WHAT THE TASK REQUIRES
A word-for-word copy of the records is needed, with every picture left out.

-*-

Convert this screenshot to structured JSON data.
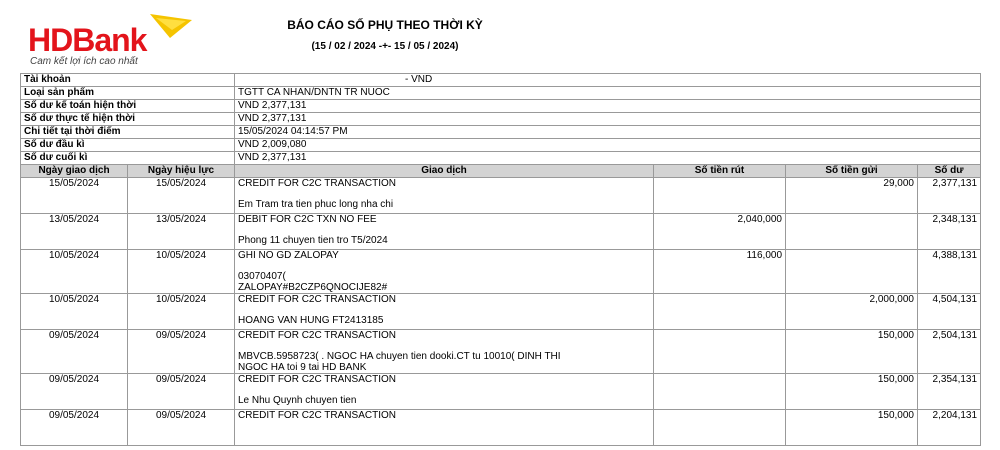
{
  "brand": {
    "name_hd": "HD",
    "name_bank": "Bank",
    "tagline": "Cam kết lợi ích cao nhất"
  },
  "report": {
    "title": "BÁO CÁO SỐ PHỤ THEO THỜI KỲ",
    "period": "(15 / 02 / 2024  -+-   15 / 05 / 2024)"
  },
  "account_info": [
    {
      "label": "Tài khoản",
      "value": "- VND"
    },
    {
      "label": "Loại sản phẩm",
      "value": "TGTT CA NHAN/DNTN TR NUOC"
    },
    {
      "label": "Số dư kế toán hiện thời",
      "value": "VND 2,377,131"
    },
    {
      "label": "Số dư thực tế hiện thời",
      "value": "VND 2,377,131"
    },
    {
      "label": "Chi tiết tại thời điểm",
      "value": "15/05/2024 04:14:57 PM"
    },
    {
      "label": "Số dư đầu kì",
      "value": "VND 2,009,080"
    },
    {
      "label": "Số dư cuối kì",
      "value": "VND 2,377,131"
    }
  ],
  "columns": [
    "Ngày giao dịch",
    "Ngày hiệu lực",
    "Giao dịch",
    "Số tiền rút",
    "Số tiền gửi",
    "Số dư"
  ],
  "transactions": [
    {
      "date": "15/05/2024",
      "value_date": "15/05/2024",
      "type": "CREDIT FOR C2C TRANSACTION",
      "detail1": "Em Tram tra tien phuc long nha chi",
      "detail2": "",
      "withdraw": "",
      "deposit": "29,000",
      "balance": "2,377,131"
    },
    {
      "date": "13/05/2024",
      "value_date": "13/05/2024",
      "type": "DEBIT FOR C2C TXN NO FEE",
      "detail1": "Phong 11 chuyen tien tro T5/2024",
      "detail2": "",
      "withdraw": "2,040,000",
      "deposit": "",
      "balance": "2,348,131"
    },
    {
      "date": "10/05/2024",
      "value_date": "10/05/2024",
      "type": "GHI NO GD ZALOPAY",
      "detail1": "03070407(",
      "detail2": "ZALOPAY#B2CZP6QNOCIJE82#",
      "withdraw": "116,000",
      "deposit": "",
      "balance": "4,388,131"
    },
    {
      "date": "10/05/2024",
      "value_date": "10/05/2024",
      "type": "CREDIT FOR C2C TRANSACTION",
      "detail1": "HOANG VAN HUNG FT2413185",
      "detail2": "",
      "withdraw": "",
      "deposit": "2,000,000",
      "balance": "4,504,131"
    },
    {
      "date": "09/05/2024",
      "value_date": "09/05/2024",
      "type": "CREDIT FOR C2C TRANSACTION",
      "detail1": "MBVCB.5958723(                    . NGOC HA chuyen tien dooki.CT tu 10010(                 DINH THI",
      "detail2": "NGOC HA toi 9                                                                tai HD BANK",
      "withdraw": "",
      "deposit": "150,000",
      "balance": "2,504,131"
    },
    {
      "date": "09/05/2024",
      "value_date": "09/05/2024",
      "type": "CREDIT FOR C2C TRANSACTION",
      "detail1": "Le Nhu Quynh chuyen tien",
      "detail2": "",
      "withdraw": "",
      "deposit": "150,000",
      "balance": "2,354,131"
    },
    {
      "date": "09/05/2024",
      "value_date": "09/05/2024",
      "type": "CREDIT FOR C2C TRANSACTION",
      "detail1": "",
      "detail2": "",
      "withdraw": "",
      "deposit": "150,000",
      "balance": "2,204,131"
    }
  ],
  "colors": {
    "brand_red": "#e3141b",
    "brand_yellow": "#f5c400",
    "header_bg": "#d3d3d3"
  }
}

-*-

ANSWER
Convert this screenshot to structured JSON data.
{
  "brand": {
    "name_hd": "HD",
    "name_bank": "Bank",
    "tagline": "Cam kết lợi ích cao nhất"
  },
  "report": {
    "title": "BÁO CÁO SỐ PHỤ THEO THỜI KỲ",
    "period": "(15 / 02 / 2024  -+-   15 / 05 / 2024)"
  },
  "account_info": [
    {
      "label": "Tài khoản",
      "value": "- VND"
    },
    {
      "label": "Loại sản phẩm",
      "value": "TGTT CA NHAN/DNTN TR NUOC"
    },
    {
      "label": "Số dư kế toán hiện thời",
      "value": "VND 2,377,131"
    },
    {
      "label": "Số dư thực tế hiện thời",
      "value": "VND 2,377,131"
    },
    {
      "label": "Chi tiết tại thời điểm",
      "value": "15/05/2024 04:14:57 PM"
    },
    {
      "label": "Số dư đầu kì",
      "value": "VND 2,009,080"
    },
    {
      "label": "Số dư cuối kì",
      "value": "VND 2,377,131"
    }
  ],
  "columns": [
    "Ngày giao dịch",
    "Ngày hiệu lực",
    "Giao dịch",
    "Số tiền rút",
    "Số tiền gửi",
    "Số dư"
  ],
  "transactions": [
    {
      "date": "15/05/2024",
      "value_date": "15/05/2024",
      "type": "CREDIT FOR C2C TRANSACTION",
      "detail1": "Em Tram tra tien phuc long nha chi",
      "detail2": "",
      "withdraw": "",
      "deposit": "29,000",
      "balance": "2,377,131"
    },
    {
      "date": "13/05/2024",
      "value_date": "13/05/2024",
      "type": "DEBIT FOR C2C TXN NO FEE",
      "detail1": "Phong 11 chuyen tien tro T5/2024",
      "detail2": "",
      "withdraw": "2,040,000",
      "deposit": "",
      "balance": "2,348,131"
    },
    {
      "date": "10/05/2024",
      "value_date": "10/05/2024",
      "type": "GHI NO GD ZALOPAY",
      "detail1": "03070407(",
      "detail2": "ZALOPAY#B2CZP6QNOCIJE82#",
      "withdraw": "116,000",
      "deposit": "",
      "balance": "4,388,131"
    },
    {
      "date": "10/05/2024",
      "value_date": "10/05/2024",
      "type": "CREDIT FOR C2C TRANSACTION",
      "detail1": "HOANG VAN HUNG FT2413185",
      "detail2": "",
      "withdraw": "",
      "deposit": "2,000,000",
      "balance": "4,504,131"
    },
    {
      "date": "09/05/2024",
      "value_date": "09/05/2024",
      "type": "CREDIT FOR C2C TRANSACTION",
      "detail1": "MBVCB.5958723(                    . NGOC HA chuyen tien dooki.CT tu 10010(                 DINH THI",
      "detail2": "NGOC HA toi 9                                                                tai HD BANK",
      "withdraw": "",
      "deposit": "150,000",
      "balance": "2,504,131"
    },
    {
      "date": "09/05/2024",
      "value_date": "09/05/2024",
      "type": "CREDIT FOR C2C TRANSACTION",
      "detail1": "Le Nhu Quynh chuyen tien",
      "detail2": "",
      "withdraw": "",
      "deposit": "150,000",
      "balance": "2,354,131"
    },
    {
      "date": "09/05/2024",
      "value_date": "09/05/2024",
      "type": "CREDIT FOR C2C TRANSACTION",
      "detail1": "",
      "detail2": "",
      "withdraw": "",
      "deposit": "150,000",
      "balance": "2,204,131"
    }
  ],
  "colors": {
    "brand_red": "#e3141b",
    "brand_yellow": "#f5c400",
    "header_bg": "#d3d3d3"
  }
}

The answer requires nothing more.